  4. Gesture recognition has become increasingly important in human-computer interaction and can support different applications such as smart home, VR, and gaming. Traditional approaches usually rely on dedicated sensors that are worn by the user or cameras that require line of sight. In this paper, we present fine-grained finger gesture recognition by using commodity WiFi without requiring user to wear any sensors. Our system takes advantages of the fine-grained Channel State Information available from commodity WiFi devices and the prevalence of WiFi network infrastructures. It senses and identifies subtle movements of finger gestures by examining the unique patterns exhibited in the detailed CSI. We devise environmental noise removal mechanism to mitigate the effect of signal dynamic due to the environment changes. Moreover, we propose to capture the intrinsic gesture behavior to deal with individual diversity and gesture inconsistency. Lastly, we utilize multiple WiFi links and larger bandwidth at 5GHz to achieve finger gesture recognition under multi-user scenario. Our experimental evaluation in different environments demonstrates that our system can achieve over 90% recognition accuracy and is robust to both environment changes and individual diversity. Results also show that our system can provide accurate gesture recognition under different scenarios.

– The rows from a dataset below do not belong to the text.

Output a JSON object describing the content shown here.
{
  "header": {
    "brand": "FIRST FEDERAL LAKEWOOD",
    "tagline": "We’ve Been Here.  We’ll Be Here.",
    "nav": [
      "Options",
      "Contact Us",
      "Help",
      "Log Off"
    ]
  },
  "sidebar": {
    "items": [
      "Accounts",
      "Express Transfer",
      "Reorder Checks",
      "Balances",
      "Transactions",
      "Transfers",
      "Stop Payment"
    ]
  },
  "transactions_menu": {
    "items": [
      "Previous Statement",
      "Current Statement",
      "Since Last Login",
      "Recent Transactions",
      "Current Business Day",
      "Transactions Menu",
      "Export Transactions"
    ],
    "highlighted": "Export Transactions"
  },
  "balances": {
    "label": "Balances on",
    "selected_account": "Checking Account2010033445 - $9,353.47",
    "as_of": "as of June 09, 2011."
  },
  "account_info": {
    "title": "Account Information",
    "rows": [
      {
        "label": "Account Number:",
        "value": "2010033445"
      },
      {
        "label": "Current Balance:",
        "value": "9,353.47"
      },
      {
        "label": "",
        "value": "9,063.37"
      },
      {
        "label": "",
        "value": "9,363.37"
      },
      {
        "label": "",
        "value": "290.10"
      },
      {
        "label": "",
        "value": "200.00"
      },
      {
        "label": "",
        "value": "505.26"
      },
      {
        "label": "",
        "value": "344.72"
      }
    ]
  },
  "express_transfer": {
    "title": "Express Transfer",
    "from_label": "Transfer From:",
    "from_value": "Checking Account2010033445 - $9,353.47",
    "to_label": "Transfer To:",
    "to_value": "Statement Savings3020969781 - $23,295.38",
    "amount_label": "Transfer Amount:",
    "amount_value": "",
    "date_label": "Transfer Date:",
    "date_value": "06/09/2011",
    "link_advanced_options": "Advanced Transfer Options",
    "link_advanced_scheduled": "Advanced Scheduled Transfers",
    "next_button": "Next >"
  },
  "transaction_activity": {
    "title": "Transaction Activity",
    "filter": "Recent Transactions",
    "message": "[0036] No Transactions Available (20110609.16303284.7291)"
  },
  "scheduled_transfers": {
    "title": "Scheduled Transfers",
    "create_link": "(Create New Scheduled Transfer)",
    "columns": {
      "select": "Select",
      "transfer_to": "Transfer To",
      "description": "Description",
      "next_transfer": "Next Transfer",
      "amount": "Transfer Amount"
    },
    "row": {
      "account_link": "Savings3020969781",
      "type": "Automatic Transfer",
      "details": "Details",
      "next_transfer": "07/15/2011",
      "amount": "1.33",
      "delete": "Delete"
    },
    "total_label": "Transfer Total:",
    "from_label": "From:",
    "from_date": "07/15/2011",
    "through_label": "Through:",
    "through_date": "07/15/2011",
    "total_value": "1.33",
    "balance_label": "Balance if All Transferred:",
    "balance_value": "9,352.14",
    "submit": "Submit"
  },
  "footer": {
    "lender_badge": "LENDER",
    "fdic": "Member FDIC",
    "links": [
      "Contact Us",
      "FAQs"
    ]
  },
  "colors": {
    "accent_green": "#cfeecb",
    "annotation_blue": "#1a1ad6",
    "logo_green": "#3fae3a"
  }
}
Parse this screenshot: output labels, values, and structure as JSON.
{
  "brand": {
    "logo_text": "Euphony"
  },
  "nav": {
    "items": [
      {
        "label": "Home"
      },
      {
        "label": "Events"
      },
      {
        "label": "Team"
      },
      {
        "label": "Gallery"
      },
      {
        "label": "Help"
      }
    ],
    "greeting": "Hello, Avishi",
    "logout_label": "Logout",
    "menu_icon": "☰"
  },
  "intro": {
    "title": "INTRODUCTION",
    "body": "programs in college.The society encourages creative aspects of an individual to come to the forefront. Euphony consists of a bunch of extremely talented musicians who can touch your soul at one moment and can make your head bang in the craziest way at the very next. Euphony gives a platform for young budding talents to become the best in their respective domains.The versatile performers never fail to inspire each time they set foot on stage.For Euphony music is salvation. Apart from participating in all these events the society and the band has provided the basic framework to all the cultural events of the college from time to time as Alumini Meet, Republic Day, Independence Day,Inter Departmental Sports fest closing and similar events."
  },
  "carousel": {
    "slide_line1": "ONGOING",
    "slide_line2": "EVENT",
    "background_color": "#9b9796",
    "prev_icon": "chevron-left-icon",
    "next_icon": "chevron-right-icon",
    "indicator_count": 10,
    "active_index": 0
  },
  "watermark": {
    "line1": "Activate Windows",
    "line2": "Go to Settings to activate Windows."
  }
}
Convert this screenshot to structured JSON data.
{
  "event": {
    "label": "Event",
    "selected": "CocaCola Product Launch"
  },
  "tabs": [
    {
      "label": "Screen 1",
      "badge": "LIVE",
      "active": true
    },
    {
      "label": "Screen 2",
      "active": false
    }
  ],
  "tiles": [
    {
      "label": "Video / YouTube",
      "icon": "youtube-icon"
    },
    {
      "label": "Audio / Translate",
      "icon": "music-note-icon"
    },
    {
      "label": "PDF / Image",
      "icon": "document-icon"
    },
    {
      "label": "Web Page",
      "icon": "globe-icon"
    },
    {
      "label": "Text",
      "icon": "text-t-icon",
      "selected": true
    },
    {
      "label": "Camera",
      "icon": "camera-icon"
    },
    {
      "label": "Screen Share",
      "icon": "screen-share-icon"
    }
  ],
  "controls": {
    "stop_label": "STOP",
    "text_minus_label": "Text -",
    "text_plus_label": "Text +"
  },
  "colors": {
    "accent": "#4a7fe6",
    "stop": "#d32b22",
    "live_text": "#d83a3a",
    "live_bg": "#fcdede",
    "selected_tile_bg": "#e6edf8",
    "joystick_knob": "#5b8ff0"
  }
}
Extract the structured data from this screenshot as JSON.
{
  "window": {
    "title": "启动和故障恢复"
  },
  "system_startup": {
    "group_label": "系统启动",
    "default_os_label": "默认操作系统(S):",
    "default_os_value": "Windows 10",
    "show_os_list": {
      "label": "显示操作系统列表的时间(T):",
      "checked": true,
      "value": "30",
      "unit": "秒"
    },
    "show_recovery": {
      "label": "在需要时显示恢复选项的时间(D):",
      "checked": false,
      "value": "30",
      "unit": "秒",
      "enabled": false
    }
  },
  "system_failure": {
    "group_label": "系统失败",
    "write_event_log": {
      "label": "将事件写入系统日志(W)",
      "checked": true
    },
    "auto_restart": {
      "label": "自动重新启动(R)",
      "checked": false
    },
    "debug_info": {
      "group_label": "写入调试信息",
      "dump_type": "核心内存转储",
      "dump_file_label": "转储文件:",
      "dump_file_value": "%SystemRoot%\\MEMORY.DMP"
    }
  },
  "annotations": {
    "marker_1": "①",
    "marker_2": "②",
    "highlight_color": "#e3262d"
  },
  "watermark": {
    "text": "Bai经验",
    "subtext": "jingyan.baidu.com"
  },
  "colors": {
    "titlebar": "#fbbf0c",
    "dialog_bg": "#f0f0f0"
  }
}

  5. WiFi human sensing has become increasingly attractive in enabling emerging human-computer interaction applications. The corresponding technique has gradually evolved from the classification of multiple activity types to more fine-grained tracking of 3D human poses. However, existing WiFi-based 3D human pose tracking is limited to a set of predefined activities. In this work, we present Winect, a 3D human pose tracking system for free-form activity using commodity WiFi devices. Our system tracks free-form activity by estimating a 3D skeleton pose that consists of a set of joints of the human body. In particular, we combine signal separation and joint movement modeling to achieve free-form activity tracking. Our system first identifies the moving limbs by leveraging the two-dimensional angle of arrival of the signals reflected off the human body and separates the entangled signals for each limb. Then, it tracks each limb and constructs a 3D skeleton of the body by modeling the inherent relationship between the movements of the limb and the corresponding joints. Our evaluation results show that Winect is environment-independent and achieves centimeter-level accuracy for free-form activity tracking under various challenging environments including the none-line-of-sight (NLoS) scenarios.